Power outages were the primary utility concern for many Texans during the storm, but many also went without water. As of Friday, power had been restored to all Tyler County residents, but there were still around 1,200 residents without water, according to the county’s Emergency Management Office.
For some of the millions of Texans who were left without electricity, it was reported that some electric consumers received extremely high bills, which is something Abbott said he and other state leaders are working to find solutions for.
On Saturday, the Texas Tribune reported that Abbott held an emergency meeting with lawmakers to discuss the issue, and the Public Utility Commission met on Sunday to sign two orders: one for providers to put a temporary moratorium on disconnections for power or water customers for non-payment and another for companies to stop sending invoices or bill estimates to customers until, in the words of PUC chair DeAnn Walker “we work through issues of how we are going to financially manage the situation we are in.”

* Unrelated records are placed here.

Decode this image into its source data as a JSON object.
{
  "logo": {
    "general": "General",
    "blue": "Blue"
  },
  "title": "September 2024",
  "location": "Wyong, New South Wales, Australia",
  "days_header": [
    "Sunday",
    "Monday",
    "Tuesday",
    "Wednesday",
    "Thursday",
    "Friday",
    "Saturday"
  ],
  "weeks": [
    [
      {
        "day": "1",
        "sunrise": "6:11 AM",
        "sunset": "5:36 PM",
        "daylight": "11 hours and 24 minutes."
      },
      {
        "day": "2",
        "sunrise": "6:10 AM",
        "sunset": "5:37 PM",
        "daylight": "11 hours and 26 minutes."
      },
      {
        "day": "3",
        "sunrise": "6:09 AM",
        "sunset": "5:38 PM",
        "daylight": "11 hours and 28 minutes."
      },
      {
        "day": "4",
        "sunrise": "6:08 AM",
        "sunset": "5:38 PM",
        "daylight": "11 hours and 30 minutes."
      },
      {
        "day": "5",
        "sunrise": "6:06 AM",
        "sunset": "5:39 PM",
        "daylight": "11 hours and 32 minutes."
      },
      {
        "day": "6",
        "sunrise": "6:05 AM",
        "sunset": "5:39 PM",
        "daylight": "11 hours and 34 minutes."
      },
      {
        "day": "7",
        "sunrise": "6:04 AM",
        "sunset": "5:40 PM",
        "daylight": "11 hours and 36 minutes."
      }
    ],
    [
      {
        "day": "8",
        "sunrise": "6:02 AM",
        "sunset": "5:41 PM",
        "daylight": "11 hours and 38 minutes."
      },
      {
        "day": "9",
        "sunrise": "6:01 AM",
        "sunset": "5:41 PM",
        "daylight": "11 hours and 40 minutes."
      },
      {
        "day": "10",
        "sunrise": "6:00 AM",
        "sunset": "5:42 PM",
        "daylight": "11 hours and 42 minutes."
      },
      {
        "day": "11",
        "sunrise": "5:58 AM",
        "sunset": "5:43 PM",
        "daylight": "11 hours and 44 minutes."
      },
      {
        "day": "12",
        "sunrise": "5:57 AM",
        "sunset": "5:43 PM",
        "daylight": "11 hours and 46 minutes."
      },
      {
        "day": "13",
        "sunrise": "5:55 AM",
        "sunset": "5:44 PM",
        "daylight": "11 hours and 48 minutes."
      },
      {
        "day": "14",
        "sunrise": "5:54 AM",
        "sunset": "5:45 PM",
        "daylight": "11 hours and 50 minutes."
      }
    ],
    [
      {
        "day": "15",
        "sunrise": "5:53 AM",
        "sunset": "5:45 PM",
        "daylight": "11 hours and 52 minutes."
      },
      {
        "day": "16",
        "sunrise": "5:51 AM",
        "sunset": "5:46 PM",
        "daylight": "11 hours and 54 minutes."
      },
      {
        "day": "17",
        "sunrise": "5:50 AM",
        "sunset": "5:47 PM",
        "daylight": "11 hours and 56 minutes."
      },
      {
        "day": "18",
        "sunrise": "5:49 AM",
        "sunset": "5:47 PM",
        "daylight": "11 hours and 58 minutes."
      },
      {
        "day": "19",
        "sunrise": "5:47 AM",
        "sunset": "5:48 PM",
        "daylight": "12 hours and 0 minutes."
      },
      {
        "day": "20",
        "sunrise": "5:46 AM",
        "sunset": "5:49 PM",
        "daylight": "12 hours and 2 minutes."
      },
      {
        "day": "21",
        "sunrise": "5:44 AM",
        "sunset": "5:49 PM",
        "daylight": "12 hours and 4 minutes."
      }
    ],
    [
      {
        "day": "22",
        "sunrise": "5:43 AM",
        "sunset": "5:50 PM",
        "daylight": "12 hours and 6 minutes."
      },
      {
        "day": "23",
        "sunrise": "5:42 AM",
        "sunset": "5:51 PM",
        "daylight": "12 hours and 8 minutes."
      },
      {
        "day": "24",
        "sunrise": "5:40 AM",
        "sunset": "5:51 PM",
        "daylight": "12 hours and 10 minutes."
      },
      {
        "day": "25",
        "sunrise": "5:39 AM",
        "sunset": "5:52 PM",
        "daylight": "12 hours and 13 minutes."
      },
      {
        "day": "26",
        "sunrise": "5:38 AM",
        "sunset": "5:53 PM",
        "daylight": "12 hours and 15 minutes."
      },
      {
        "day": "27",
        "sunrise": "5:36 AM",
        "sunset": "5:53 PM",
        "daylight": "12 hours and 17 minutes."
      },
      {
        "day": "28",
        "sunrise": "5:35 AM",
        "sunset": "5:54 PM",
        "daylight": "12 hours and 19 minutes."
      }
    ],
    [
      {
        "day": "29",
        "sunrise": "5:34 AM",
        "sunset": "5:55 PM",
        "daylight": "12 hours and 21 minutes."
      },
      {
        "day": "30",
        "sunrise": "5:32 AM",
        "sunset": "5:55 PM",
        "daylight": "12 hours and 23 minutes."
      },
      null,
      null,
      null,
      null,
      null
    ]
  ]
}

Abbott also has given the directive to power companies and lawmakers to winterize the state’s power infrastructure, something that was lacking to keep the various power sources online during the record-low temperatures.
White said he is committed to addressing the causes and implementing the solutions in order to prepare for such extreme weather events in the future, but not promoting agendas. During and after the storm, many public figures and lawmakers voiced opinions on the state’s infrastructure. Fox News’s commentator Tucker Carlson blamed the predicament on wind turbines, while former congressman Beto O’Rourke said that Abbott chose to ignore facts and science; that state Democrats in the House had been warning of a potential blackout for years.
Part of Abbott’s directive was for the legislature to investigate the Electric Reliability Council of Texas (ERCOT), which manages the flow of electric power to more than 26 million Texans, or about 90% of the state’s electric load.
White said he reached out to ERCOT and spoke with their legal counsel, as well as Bill Magness, the president and CEO of ERCOT. White said that although ERCOT requested two orders to provide a variance to generating entities to provide power generation above licensed levels (one to TCEQ and another to the federal Department of Energy) and neither order restricted, prohibited or eliminated electricity generation during the storm.
White said that ERCOT stated it was up to the owner of the power generation unit to take advantage of the increase variance, and that ERCOT should have a list of the generating units that utilized the TCEQ variance, the DoE variance or those that chose to do nothing.
“I look forward to listening to the committee testimony by ERCOT for consistency,” White said.
White and the rest of the state legislature are expected to hear testimony from ERCOT officials on Thursday in hearings in Austin.